Her explorations in college led her to pursue her career dreams of being a photographer in New York, but she quickly realized it was an expensive and difficult way to make a living here and so she took stock of the situation and realized that she didn’t have anything else, but her love for food. So, she did what every other struggling artist does in New York, at some time or another- she waited tables. While doing that, Wides realized she was much more interested in what was going on behind the scenes. But then, something happened that would force her to make a change. Wides explains, “I was waiting tables and thinking about food a lot, and then all of my photography equipment got stolen. I saw it as a sign Continue Reading…



May 28, 2010

Hospitality training program turns the streets into a jumping off point for a real career
By Darren Atkins All photos courtesy of Streets International

Recently some of New York’s most celebrated chefs came together at The Astor Center to support Streets International (, a non-for-profit organization that provides opportunities for Vietnam’s street kids to escape from poverty and destitution, and transition to a life of hope and promising hospitality industry careers.

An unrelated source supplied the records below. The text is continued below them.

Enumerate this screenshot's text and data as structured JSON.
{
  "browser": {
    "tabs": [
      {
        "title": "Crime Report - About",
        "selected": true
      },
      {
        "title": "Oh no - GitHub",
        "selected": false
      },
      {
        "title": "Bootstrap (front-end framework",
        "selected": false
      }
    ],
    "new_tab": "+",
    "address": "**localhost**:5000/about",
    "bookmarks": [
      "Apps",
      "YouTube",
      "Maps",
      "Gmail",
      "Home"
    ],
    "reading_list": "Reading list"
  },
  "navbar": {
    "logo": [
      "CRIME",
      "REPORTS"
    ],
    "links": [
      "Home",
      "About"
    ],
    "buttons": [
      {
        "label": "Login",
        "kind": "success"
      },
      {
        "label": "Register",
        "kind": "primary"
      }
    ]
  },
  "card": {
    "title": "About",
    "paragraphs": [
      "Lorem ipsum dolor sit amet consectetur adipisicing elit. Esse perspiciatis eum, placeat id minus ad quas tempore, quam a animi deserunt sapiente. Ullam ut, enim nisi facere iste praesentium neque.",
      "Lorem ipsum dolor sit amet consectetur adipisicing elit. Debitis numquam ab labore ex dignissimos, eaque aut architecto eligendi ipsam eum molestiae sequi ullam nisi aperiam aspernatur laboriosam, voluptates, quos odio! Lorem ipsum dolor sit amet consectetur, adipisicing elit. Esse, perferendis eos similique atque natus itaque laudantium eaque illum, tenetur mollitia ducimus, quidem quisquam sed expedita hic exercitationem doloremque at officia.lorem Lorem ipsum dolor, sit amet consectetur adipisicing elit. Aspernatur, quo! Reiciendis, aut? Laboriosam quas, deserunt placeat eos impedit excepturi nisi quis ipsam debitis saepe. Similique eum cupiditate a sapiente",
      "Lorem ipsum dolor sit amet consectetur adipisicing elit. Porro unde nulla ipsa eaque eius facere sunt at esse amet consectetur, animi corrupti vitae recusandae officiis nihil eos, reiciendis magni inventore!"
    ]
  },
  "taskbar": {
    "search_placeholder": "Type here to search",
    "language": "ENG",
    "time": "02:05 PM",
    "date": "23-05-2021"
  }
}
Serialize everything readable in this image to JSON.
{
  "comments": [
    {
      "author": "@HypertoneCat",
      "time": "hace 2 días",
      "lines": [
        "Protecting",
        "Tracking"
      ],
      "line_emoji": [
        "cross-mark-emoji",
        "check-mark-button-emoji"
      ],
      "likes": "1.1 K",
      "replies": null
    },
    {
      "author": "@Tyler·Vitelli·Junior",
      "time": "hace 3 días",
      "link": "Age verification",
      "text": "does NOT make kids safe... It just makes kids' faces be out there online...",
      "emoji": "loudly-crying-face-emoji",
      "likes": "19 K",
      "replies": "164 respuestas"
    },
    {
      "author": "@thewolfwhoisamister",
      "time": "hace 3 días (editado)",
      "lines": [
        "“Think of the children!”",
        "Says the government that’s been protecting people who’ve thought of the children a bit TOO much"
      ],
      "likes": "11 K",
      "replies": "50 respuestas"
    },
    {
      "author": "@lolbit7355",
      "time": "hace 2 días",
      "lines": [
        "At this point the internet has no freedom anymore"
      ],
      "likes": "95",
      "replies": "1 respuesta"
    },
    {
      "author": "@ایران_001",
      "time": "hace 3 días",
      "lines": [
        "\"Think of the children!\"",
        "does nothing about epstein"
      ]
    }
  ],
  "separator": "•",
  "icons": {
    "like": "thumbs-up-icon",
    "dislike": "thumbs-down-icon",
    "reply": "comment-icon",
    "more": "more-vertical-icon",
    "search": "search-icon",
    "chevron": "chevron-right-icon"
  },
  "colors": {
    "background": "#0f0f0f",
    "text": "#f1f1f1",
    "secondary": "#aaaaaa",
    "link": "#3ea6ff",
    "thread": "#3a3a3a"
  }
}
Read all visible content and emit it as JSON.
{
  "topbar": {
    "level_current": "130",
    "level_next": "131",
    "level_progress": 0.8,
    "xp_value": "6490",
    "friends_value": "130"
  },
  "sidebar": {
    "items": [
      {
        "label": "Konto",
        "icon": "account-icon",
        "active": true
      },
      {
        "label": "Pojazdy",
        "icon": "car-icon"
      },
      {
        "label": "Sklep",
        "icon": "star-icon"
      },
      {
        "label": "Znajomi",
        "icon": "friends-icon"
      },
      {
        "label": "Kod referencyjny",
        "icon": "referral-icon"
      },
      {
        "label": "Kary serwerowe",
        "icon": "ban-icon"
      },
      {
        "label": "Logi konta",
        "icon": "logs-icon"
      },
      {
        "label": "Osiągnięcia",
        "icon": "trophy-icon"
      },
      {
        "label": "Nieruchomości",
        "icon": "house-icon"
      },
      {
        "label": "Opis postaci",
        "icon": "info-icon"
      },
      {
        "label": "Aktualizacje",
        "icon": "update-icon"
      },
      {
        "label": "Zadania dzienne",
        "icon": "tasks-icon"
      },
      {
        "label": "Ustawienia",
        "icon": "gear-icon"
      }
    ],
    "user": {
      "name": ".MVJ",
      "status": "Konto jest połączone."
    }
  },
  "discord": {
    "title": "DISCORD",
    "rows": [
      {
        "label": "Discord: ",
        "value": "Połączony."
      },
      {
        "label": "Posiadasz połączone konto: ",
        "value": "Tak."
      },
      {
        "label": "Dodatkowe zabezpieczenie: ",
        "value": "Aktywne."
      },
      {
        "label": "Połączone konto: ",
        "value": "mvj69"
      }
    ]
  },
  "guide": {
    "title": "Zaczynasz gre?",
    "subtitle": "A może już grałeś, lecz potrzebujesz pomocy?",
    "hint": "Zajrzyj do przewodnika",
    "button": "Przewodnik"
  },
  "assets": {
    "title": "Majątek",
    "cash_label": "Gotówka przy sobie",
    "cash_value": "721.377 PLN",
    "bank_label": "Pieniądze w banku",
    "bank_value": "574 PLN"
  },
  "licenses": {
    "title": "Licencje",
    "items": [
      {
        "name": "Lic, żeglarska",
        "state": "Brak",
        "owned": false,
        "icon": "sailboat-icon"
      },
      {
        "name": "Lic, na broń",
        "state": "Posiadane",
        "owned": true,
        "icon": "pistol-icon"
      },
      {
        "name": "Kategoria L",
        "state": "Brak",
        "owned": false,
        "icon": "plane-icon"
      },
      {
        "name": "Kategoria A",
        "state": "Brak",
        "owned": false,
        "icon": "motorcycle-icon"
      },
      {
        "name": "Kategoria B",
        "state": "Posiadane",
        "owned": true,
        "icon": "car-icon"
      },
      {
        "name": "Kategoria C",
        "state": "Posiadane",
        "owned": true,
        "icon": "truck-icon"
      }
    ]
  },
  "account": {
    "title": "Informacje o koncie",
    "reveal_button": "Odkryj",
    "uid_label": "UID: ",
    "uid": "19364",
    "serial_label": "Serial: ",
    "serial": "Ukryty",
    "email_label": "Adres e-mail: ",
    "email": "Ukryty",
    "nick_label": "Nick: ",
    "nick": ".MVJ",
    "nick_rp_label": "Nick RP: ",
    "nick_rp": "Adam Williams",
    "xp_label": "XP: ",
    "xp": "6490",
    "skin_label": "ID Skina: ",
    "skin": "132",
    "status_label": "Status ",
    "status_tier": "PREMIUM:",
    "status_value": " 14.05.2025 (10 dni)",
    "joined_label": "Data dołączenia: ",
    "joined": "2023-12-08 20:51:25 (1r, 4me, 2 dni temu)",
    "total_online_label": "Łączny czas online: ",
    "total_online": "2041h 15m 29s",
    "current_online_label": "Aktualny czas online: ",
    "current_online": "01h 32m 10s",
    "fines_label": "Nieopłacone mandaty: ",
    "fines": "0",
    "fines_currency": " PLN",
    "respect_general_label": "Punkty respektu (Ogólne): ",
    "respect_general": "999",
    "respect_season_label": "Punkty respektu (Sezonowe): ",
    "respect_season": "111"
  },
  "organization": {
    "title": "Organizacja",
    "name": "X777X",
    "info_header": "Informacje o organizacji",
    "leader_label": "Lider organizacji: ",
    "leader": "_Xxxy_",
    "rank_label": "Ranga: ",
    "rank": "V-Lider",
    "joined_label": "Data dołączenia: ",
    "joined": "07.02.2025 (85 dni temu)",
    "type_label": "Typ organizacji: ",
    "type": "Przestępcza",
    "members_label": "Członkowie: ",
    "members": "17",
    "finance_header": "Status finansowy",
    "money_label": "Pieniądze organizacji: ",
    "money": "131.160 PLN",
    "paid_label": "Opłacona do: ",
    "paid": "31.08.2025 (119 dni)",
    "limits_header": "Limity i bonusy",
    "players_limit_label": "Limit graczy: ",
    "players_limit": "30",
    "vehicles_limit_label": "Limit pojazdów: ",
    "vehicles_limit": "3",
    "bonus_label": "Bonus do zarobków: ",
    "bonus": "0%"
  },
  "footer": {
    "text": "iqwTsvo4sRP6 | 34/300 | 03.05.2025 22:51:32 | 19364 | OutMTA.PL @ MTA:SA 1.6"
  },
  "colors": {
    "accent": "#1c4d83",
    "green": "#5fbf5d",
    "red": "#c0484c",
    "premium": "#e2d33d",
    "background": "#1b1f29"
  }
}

The third annual Streets event was a lively and delicious evening that brought some joy to the reality that there was a need for such an event. Vietnam, bordered by China to the north and Laos to the northwest, boasts a population of over 86 million people and is the 13th most populous country in the world. Gaining their independence from the Chinese in AD 938, and much later the French, Vietnam has had their fair share of hardships after suffering from prolonged military engagement. However, while the country managed to regain strength and its economic growth there are still casualties of this war torn country; many of them are children and young adults. An estimated 19,000 young people live on the streets of Hanoi alone, many of them suffering from health problems and the ravages of drug abuse and crime.

After witnessing so many young adults struggling with drug dependent and crime infested lives lived out on the streets of Vietnam, the charity’s founder, Neal Bermas PhD, was compelled to do something to effect positive change in their existence. Bermas explains, “This is an 18 month program; it’s quite ambitious. We house, feed and provide medical care for these young adults who come from the streets, orphanages and detention centers. During the course of the 18 months they start out mostly in classroom, with curriculums either in culinary or service Continue Reading…